Data about app and page elements
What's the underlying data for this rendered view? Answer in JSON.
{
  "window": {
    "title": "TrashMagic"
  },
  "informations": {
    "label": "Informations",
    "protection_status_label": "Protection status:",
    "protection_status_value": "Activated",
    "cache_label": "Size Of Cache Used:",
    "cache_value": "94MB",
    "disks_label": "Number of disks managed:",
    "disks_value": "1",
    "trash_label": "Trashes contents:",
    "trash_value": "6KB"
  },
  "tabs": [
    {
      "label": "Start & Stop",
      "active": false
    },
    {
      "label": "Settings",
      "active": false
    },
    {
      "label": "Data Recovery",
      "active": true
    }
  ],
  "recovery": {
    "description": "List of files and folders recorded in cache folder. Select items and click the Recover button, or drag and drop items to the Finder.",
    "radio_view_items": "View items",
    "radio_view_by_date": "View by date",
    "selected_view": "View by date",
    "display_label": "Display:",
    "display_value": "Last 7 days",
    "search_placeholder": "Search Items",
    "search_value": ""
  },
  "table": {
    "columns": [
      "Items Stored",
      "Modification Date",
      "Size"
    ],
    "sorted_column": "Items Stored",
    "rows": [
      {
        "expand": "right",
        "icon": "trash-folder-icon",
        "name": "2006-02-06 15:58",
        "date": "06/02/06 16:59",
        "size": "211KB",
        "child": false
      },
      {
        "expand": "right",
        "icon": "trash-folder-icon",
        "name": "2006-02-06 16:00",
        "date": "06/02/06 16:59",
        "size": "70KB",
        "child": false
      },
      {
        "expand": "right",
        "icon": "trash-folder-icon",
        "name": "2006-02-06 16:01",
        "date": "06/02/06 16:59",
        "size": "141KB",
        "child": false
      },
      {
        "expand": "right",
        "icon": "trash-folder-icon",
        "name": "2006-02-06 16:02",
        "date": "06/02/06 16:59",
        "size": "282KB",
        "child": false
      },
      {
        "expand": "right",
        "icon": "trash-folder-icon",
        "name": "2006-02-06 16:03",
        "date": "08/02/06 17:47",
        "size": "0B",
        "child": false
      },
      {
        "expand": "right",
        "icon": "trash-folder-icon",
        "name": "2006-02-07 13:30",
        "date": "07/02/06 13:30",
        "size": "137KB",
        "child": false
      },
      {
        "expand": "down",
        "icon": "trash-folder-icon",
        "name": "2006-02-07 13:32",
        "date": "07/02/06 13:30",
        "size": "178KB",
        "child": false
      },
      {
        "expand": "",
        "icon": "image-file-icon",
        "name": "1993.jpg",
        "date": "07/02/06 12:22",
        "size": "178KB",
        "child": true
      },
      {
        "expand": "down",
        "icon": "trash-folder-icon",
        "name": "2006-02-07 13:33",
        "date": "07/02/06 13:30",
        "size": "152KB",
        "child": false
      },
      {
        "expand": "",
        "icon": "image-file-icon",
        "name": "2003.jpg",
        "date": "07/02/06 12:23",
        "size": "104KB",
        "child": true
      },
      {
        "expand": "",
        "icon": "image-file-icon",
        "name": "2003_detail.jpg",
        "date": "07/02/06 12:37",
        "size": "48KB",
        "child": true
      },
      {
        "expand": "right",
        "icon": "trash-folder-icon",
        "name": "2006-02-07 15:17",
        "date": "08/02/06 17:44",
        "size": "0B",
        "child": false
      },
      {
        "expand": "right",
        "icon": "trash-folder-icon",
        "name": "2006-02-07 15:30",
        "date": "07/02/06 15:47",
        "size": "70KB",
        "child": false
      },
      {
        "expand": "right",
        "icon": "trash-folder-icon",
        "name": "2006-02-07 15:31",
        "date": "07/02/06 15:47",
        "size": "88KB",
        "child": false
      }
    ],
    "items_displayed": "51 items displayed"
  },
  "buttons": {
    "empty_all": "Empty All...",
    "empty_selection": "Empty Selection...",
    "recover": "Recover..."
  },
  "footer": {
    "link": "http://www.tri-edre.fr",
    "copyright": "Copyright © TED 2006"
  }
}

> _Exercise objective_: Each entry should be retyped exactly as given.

> _Response to this task_:
What's the underlying data for this rendered view? Answer in JSON.
{
  "window": {
    "title": "TrashMagic"
  },
  "informations": {
    "label": "Informations",
    "protection_status_label": "Protection status:",
    "protection_status_value": "Activated",
    "cache_label": "Size Of Cache Used:",
    "cache_value": "94MB",
    "disks_label": "Number of disks managed:",
    "disks_value": "1",
    "trash_label": "Trashes contents:",
    "trash_value": "6KB"
  },
  "tabs": [
    {
      "label": "Start & Stop",
      "active": false
    },
    {
      "label": "Settings",
      "active": false
    },
    {
      "label": "Data Recovery",
      "active": true
    }
  ],
  "recovery": {
    "description": "List of files and folders recorded in cache folder. Select items and click the Recover button, or drag and drop items to the Finder.",
    "radio_view_items": "View items",
    "radio_view_by_date": "View by date",
    "selected_view": "View by date",
    "display_label": "Display:",
    "display_value": "Last 7 days",
    "search_placeholder": "Search Items",
    "search_value": ""
  },
  "table": {
    "columns": [
      "Items Stored",
      "Modification Date",
      "Size"
    ],
    "sorted_column": "Items Stored",
    "rows": [
      {
        "expand": "right",
        "icon": "trash-folder-icon",
        "name": "2006-02-06 15:58",
        "date": "06/02/06 16:59",
        "size": "211KB",
        "child": false
      },
      {
        "expand": "right",
        "icon": "trash-folder-icon",
        "name": "2006-02-06 16:00",
        "date": "06/02/06 16:59",
        "size": "70KB",
        "child": false
      },
      {
        "expand": "right",
        "icon": "trash-folder-icon",
        "name": "2006-02-06 16:01",
        "date": "06/02/06 16:59",
        "size": "141KB",
        "child": false
      },
      {
        "expand": "right",
        "icon": "trash-folder-icon",
        "name": "2006-02-06 16:02",
        "date": "06/02/06 16:59",
        "size": "282KB",
        "child": false
      },
      {
        "expand": "right",
        "icon": "trash-folder-icon",
        "name": "2006-02-06 16:03",
        "date": "08/02/06 17:47",
        "size": "0B",
        "child": false
      },
      {
        "expand": "right",
        "icon": "trash-folder-icon",
        "name": "2006-02-07 13:30",
        "date": "07/02/06 13:30",
        "size": "137KB",
        "child": false
      },
      {
        "expand": "down",
        "icon": "trash-folder-icon",
        "name": "2006-02-07 13:32",
        "date": "07/02/06 13:30",
        "size": "178KB",
        "child": false
      },
      {
        "expand": "",
        "icon": "image-file-icon",
        "name": "1993.jpg",
        "date": "07/02/06 12:22",
        "size": "178KB",
        "child": true
      },
      {
        "expand": "down",
        "icon": "trash-folder-icon",
        "name": "2006-02-07 13:33",
        "date": "07/02/06 13:30",
        "size": "152KB",
        "child": false
      },
      {
        "expand": "",
        "icon": "image-file-icon",
        "name": "2003.jpg",
        "date": "07/02/06 12:23",
        "size": "104KB",
        "child": true
      },
      {
        "expand": "",
        "icon": "image-file-icon",
        "name": "2003_detail.jpg",
        "date": "07/02/06 12:37",
        "size": "48KB",
        "child": true
      },
      {
        "expand": "right",
        "icon": "trash-folder-icon",
        "name": "2006-02-07 15:17",
        "date": "08/02/06 17:44",
        "size": "0B",
        "child": false
      },
      {
        "expand": "right",
        "icon": "trash-folder-icon",
        "name": "2006-02-07 15:30",
        "date": "07/02/06 15:47",
        "size": "70KB",
        "child": false
      },
      {
        "expand": "right",
        "icon": "trash-folder-icon",
        "name": "2006-02-07 15:31",
        "date": "07/02/06 15:47",
        "size": "88KB",
        "child": false
      }
    ],
    "items_displayed": "51 items displayed"
  },
  "buttons": {
    "empty_all": "Empty All...",
    "empty_selection": "Empty Selection...",
    "recover": "Recover..."
  },
  "footer": {
    "link": "http://www.tri-edre.fr",
    "copyright": "Copyright © TED 2006"
  }
}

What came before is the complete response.